- **Prompt**
Once a line is found to contain "temps", copy it out of the listing.

- **Supplied information**

━━━

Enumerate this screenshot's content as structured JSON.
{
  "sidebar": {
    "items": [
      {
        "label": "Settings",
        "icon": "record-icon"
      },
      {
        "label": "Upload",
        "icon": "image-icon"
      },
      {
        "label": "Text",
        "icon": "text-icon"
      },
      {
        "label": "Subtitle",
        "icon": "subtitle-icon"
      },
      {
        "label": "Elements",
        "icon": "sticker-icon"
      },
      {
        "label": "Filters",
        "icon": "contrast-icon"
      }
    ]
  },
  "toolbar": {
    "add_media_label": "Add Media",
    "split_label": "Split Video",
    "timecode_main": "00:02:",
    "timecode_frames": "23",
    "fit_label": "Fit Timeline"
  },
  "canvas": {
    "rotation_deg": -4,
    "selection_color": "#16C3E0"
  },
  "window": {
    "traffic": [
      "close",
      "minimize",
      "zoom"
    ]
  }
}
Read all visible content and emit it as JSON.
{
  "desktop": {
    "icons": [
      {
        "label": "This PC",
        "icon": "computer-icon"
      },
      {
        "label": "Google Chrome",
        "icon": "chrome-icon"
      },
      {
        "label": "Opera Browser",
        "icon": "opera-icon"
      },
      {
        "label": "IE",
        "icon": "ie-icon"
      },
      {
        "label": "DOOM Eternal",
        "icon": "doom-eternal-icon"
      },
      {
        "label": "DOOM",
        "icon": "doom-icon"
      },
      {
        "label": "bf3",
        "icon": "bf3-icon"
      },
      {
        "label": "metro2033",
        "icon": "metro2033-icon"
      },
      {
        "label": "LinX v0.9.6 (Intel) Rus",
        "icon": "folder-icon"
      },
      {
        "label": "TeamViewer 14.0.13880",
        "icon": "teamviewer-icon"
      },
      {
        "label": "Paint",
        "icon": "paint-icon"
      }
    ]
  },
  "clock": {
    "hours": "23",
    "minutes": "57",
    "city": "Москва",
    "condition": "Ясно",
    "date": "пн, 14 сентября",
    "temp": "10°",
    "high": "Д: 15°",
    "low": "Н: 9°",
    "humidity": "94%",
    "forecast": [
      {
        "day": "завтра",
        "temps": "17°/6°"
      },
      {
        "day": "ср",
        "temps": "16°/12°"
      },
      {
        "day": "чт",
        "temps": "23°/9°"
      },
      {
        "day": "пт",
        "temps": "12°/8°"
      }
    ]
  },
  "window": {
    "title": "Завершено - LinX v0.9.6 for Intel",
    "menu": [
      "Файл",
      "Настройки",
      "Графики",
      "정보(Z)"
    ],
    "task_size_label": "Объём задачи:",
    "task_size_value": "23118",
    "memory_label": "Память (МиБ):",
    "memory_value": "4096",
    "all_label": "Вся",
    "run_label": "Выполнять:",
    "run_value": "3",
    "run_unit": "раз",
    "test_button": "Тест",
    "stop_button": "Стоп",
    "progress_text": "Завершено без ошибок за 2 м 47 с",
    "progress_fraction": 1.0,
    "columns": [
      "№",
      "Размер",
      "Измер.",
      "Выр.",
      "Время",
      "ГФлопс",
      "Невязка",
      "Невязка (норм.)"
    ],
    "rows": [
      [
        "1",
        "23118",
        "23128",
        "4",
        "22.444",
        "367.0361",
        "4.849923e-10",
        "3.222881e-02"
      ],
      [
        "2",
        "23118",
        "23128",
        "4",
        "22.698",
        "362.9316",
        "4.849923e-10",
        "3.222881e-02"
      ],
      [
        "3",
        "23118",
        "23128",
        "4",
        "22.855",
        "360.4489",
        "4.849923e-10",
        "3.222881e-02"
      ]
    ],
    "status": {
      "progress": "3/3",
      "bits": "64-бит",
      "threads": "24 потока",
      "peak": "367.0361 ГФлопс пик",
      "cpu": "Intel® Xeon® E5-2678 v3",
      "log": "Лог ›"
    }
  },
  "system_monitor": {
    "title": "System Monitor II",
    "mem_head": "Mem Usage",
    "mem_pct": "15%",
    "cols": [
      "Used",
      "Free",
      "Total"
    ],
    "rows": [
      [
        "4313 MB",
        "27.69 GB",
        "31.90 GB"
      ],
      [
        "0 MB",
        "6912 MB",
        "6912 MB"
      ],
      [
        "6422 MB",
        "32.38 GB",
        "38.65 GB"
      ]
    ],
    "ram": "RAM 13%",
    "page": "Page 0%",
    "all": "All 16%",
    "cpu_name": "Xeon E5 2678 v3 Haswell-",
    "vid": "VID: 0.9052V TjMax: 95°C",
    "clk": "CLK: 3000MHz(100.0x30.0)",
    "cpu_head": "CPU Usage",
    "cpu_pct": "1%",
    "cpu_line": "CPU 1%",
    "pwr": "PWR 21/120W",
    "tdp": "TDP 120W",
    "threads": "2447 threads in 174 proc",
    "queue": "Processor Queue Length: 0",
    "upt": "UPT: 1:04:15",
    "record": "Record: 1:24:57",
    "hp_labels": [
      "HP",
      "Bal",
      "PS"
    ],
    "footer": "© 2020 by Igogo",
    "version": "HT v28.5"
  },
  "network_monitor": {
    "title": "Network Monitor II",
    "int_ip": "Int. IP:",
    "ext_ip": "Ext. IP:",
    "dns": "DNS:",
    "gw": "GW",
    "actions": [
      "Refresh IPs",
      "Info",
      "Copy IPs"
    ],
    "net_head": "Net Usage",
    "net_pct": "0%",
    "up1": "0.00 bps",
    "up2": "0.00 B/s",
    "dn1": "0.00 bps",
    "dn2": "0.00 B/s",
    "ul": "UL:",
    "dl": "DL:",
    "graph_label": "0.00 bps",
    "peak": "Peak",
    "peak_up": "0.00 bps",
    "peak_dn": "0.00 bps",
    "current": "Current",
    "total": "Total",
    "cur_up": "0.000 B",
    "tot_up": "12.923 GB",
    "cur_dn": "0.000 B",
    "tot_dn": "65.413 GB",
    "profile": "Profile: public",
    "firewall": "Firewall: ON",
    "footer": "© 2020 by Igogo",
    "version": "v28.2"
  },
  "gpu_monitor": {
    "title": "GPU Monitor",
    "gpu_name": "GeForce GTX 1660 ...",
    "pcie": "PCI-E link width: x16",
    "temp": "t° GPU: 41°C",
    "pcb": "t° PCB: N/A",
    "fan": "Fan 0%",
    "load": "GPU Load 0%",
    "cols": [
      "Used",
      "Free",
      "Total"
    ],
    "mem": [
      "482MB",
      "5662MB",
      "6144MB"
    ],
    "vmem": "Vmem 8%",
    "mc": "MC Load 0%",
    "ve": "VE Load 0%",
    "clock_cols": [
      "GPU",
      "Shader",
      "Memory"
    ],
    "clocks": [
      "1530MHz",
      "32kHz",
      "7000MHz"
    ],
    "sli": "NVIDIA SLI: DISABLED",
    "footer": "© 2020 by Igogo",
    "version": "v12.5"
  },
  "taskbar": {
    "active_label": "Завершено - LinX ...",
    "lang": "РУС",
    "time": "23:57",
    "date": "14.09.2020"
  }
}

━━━

- **Written answer**
        "temps": "17°/6°"
        "temps": "16°/12°"
        "temps": "23°/9°"
        "temps": "12°/8°"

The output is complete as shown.